“Farmers’ and ranchers’ assets are tied up in the land, not sitting in a bank. And farm families certainly don’t have cash on hand to pay a double tax at death,” Stallman said in a statement. “This leaves many surviving family members with few options other than selling off part or all of their land to pay estate taxes. Too often, cashing in these assets can cripple their business.”
Many farmers have benefited greatly from previous congressional action that increased the estate tax exemption to $5 million indexed for inflation, provided portability between spouses, and continued stepped-up basis, Stallman noted in a letter urging House lawmakers to approve the repeal bill. Instead of spending money on life insurance and estate planning, many farmers today can expand their businesses, upgrade buildings and purchase needed equipment and livestock.
Still, estate taxes continue to be a problem for farmers and ranchers for a couple of reasons. First, the indexed estate tax exemption is still working to catch up with the increase in farmland values over the past several years. Second, the value of family-owned farms and ranches is usually tied to illiquid assets, such as land, buildings and equipment.

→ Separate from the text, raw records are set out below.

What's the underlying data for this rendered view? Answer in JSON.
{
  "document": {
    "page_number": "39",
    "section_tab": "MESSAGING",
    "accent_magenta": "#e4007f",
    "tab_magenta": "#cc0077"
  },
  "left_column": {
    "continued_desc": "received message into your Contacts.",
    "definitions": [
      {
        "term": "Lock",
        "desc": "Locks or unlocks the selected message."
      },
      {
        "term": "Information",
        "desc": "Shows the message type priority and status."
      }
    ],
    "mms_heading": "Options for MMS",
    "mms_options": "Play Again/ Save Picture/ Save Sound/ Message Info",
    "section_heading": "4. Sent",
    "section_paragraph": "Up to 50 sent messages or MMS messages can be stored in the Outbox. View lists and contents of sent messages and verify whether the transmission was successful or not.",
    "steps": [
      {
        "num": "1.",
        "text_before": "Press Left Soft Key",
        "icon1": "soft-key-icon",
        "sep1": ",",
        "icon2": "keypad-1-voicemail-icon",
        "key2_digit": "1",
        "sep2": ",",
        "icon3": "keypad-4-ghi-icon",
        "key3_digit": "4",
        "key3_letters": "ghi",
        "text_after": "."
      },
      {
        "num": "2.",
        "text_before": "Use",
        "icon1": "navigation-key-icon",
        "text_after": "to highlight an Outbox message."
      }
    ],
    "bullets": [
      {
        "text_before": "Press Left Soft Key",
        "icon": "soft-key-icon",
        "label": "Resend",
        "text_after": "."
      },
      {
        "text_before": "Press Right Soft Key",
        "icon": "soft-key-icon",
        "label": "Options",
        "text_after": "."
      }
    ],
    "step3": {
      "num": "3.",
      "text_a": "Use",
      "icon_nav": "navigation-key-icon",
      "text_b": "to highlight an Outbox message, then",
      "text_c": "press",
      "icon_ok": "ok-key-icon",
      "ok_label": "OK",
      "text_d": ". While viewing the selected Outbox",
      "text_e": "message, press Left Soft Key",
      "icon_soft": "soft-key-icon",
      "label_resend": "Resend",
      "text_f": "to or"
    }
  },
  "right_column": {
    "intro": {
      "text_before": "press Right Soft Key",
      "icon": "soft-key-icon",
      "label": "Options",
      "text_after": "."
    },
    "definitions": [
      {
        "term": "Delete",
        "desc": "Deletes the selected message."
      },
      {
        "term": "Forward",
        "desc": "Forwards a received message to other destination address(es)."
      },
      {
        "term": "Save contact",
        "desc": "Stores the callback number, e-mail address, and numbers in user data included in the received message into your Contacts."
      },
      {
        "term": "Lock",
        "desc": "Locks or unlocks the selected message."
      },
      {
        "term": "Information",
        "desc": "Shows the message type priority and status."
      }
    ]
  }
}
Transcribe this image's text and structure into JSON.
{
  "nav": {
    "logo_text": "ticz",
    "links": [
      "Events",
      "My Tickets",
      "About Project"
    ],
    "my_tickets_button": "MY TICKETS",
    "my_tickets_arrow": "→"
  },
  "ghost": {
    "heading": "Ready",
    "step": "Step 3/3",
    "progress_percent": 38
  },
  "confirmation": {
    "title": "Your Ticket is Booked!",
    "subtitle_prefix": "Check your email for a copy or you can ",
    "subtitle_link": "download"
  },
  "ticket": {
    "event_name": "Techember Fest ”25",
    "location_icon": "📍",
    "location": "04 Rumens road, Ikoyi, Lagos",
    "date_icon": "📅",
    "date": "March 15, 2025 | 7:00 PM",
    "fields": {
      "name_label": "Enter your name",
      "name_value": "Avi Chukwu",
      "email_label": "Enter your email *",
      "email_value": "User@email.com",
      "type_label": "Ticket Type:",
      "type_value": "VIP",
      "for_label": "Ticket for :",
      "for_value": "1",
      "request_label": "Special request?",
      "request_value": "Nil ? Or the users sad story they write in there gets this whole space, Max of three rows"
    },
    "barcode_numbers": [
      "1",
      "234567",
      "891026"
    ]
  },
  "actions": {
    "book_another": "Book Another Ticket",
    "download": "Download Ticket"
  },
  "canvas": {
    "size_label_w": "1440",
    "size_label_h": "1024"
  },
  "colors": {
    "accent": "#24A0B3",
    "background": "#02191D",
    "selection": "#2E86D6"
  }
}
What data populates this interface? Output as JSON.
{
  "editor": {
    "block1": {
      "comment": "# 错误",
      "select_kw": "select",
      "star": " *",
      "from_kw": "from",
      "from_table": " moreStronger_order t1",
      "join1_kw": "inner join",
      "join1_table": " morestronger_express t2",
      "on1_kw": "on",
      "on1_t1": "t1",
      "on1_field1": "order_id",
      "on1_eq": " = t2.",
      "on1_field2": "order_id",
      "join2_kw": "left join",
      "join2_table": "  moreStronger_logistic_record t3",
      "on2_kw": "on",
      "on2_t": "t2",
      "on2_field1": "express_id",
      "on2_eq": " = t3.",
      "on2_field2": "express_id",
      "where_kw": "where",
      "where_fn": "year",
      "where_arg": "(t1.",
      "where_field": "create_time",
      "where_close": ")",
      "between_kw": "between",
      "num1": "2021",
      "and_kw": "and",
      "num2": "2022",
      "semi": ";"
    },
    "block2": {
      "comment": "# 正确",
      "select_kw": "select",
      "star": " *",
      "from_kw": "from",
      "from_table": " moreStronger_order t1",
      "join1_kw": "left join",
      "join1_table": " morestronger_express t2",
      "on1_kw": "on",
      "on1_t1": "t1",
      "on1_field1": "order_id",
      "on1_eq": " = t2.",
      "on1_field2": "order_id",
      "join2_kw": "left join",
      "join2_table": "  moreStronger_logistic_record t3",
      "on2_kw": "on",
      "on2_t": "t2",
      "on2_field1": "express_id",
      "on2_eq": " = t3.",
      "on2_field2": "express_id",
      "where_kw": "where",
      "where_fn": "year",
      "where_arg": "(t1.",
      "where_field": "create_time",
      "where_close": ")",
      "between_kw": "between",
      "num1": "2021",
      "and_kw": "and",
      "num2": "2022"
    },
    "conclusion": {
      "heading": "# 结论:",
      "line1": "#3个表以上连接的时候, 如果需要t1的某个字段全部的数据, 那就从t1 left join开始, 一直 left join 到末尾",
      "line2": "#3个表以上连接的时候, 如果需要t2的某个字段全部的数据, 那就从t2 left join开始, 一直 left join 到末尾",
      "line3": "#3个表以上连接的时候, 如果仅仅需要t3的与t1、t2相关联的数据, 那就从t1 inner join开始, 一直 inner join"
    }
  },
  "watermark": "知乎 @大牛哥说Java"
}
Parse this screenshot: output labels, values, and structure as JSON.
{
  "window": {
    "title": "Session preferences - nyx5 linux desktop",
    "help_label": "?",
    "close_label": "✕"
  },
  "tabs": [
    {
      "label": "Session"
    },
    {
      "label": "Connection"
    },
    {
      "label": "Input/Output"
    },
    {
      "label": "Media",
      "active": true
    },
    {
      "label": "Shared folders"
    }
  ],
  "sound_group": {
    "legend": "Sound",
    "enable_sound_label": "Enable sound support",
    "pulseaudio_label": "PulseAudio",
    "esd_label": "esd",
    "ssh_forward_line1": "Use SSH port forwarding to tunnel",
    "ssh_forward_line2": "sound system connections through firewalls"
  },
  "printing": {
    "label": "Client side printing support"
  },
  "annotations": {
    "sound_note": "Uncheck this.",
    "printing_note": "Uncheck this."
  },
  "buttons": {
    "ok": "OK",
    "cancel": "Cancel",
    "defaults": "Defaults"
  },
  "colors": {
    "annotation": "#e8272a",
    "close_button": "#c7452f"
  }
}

“When estate taxes on an agricultural business exceed cash and other liquid assets, surviving family partners have few options other than to sell off farm and ranch assets, jeopardizing the viability of their business,” Stallman explained.